Harare (New Ziana) – Government unveiled plans on Tuesday to build alternative housing units, at a cost of US$500 million, for urban residents settled in flood prone areas.
Due to an overwhelming demand for houses, most people have resorted to building in unregularised and sometimes inhospitable areas including wetlands which are prone to flooding.
In response, the government rolled out plans to regularise such settlements, and prioritised moving families settled in unsafe areas.
But in doing so, government has said no family would be moved without alternative accommodation having been provided.
In light of that, Information, Publicity and Broadcasting Services Minister Monica Mutsvangwa said aerial mapping of “dysfunctional,” urban settlements such as Caledonia and Harare South had been conducted.
“Cabinet notes that construction works on the treasury-funded four blocks of flats at Dzivarasekwa (48 units) is now at 70 percent of completion and should be ready for occupation soon. Upon completion, the Dzivarasekwa flats will benefit mainly households currently residing in flood-prone areas such as Budiriro 5 in Harare,” she told journalists at a Post Cabinet Briefing.
“Cabinet advises that works are earmarked to commence on the other 51 housing project sites identified across the ten provinces. The sites are expected to avail 324 blocks of flats yielding a cumulative 5 184 units for emergency settlements. The total cost required for construction of flats up to 2023 amounts to US$377 million. When on-site and off-site infrastructure requirements are considered, the amount reaches US$500 million or ZW$60 billion.”
Mutsvangwa said the private sector was also planning to finance the construction of 18 blocks of flats.
She said government was also seized with completing outstanding work on legacy settlements, such as Garikai/Hlalani Kuhle settlements which lack basic services.
She said focus is being placed on an initial 16 Garikai/Hlalani Kuhle settlements identified countrywide for immediate infrastructural development.

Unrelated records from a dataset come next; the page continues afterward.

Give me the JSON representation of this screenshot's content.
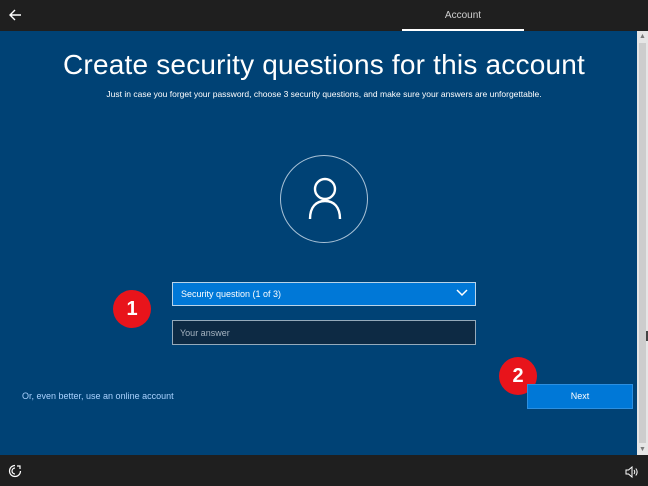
{
  "header": {
    "tab_label": "Account",
    "back_icon": "back-arrow-icon"
  },
  "page": {
    "title": "Create security questions for this account",
    "subtitle": "Just in case you forget your password, choose 3 security questions, and make sure your answers are unforgettable."
  },
  "avatar": {
    "icon": "user-icon"
  },
  "form": {
    "question_select_value": "Security question (1 of 3)",
    "answer_placeholder": "Your answer",
    "answer_value": ""
  },
  "links": {
    "online_account": "Or, even better, use an online account"
  },
  "buttons": {
    "next_label": "Next"
  },
  "annotations": {
    "marker_1": "1",
    "marker_2": "2"
  },
  "footer": {
    "left_icon": "ease-of-access-icon",
    "right_icon": "volume-icon"
  },
  "colors": {
    "background": "#004275",
    "accent": "#0078d7",
    "marker": "#e8141b",
    "chrome": "#1f1f1f"
  }
}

“The cost of providing infrastructure on these 16 prioritised settlements amounts to about US$81 million or approximately ZW$10 billion,” she said.
“Cabinet approved that Ministers of State for Provincial Affairs and Devolution actively participate in the development of Garikai / Hlalani Kuhle projects situated in their respective provinces.

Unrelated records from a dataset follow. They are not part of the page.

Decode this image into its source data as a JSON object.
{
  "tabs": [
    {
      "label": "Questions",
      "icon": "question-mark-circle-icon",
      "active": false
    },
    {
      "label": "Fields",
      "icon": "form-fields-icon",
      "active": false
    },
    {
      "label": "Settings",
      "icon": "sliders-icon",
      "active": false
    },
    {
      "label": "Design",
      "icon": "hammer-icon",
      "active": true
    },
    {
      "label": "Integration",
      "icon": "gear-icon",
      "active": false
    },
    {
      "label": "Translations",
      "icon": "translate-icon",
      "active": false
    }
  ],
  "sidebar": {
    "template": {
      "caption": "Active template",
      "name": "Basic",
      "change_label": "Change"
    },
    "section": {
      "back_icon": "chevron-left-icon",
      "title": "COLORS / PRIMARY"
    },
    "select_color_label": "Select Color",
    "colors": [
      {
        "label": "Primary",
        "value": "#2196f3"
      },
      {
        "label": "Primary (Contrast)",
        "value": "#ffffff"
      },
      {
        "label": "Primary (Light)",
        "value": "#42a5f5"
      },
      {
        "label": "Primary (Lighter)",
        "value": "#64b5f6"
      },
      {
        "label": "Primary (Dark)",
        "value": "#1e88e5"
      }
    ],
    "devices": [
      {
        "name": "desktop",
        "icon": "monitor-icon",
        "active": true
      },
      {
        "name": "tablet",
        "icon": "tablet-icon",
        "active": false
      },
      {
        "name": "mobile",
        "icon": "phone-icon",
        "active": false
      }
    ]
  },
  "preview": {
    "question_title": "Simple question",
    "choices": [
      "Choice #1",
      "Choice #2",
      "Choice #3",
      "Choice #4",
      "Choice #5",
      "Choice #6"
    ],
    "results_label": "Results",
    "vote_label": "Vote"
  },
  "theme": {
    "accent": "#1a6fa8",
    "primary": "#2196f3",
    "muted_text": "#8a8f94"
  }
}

“Already, eight local authorities have since been authorised to commence design work for infrastructure development on these sites. The local authorities include Lupane Local Board, Bindura Municipality, Karoi Town Council, Mutare City Council, Marondera Municipality, Hwange Rural District Council (Dete), and Bulawayo City Council (Cowdray Park).”

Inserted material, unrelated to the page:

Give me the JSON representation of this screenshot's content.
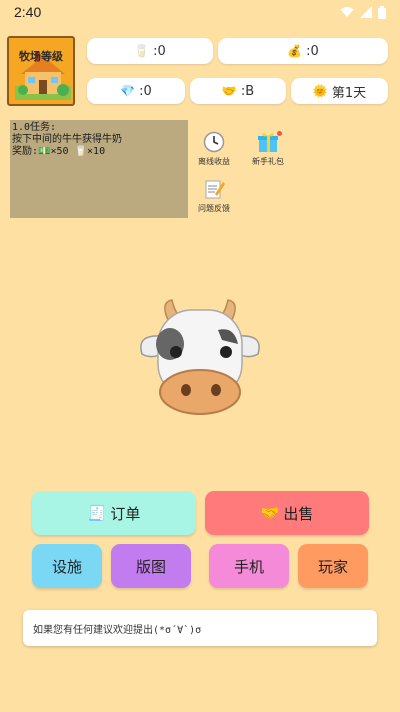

Mutsvangwa said government was also making headway with regards the regularisation of settlements on farms with disputed ownership.
She said progress had been recorded on the options approved by Cabinet at its 34th Meeting on October, 2021.
“On the option of buying out land owners through offer of compensation, with beneficiaries being asked to contribute to the reimbursement of the land value to Government, negotiations with the owner of Whitecliffe Farm were initiated, and a compensation amount of ZW$4.476 billion was submitted to Treasury.
“The funding is yet to be availed, and deliberations on the modalities of the compensation are ongoing. Pertaining to the allocation of alternative land to affected owners, negotiations have been initiated with the owners of Stoneridge and Ordar Farms. Government mediation efforts are proceeding between land owners and occupiers at farms such as Saturday Retreat to ensure a win-win situation for the parties involved,” she said.
Mutsvangwa said the directive by President Emmerson Mnagagwa for title deeds to be issued to compliant home-owners in Caledonia and Harare South was being implemented.
“It is hoped that the issuance of title will encourage the private sector and other investors to participate in housing provision schemes.”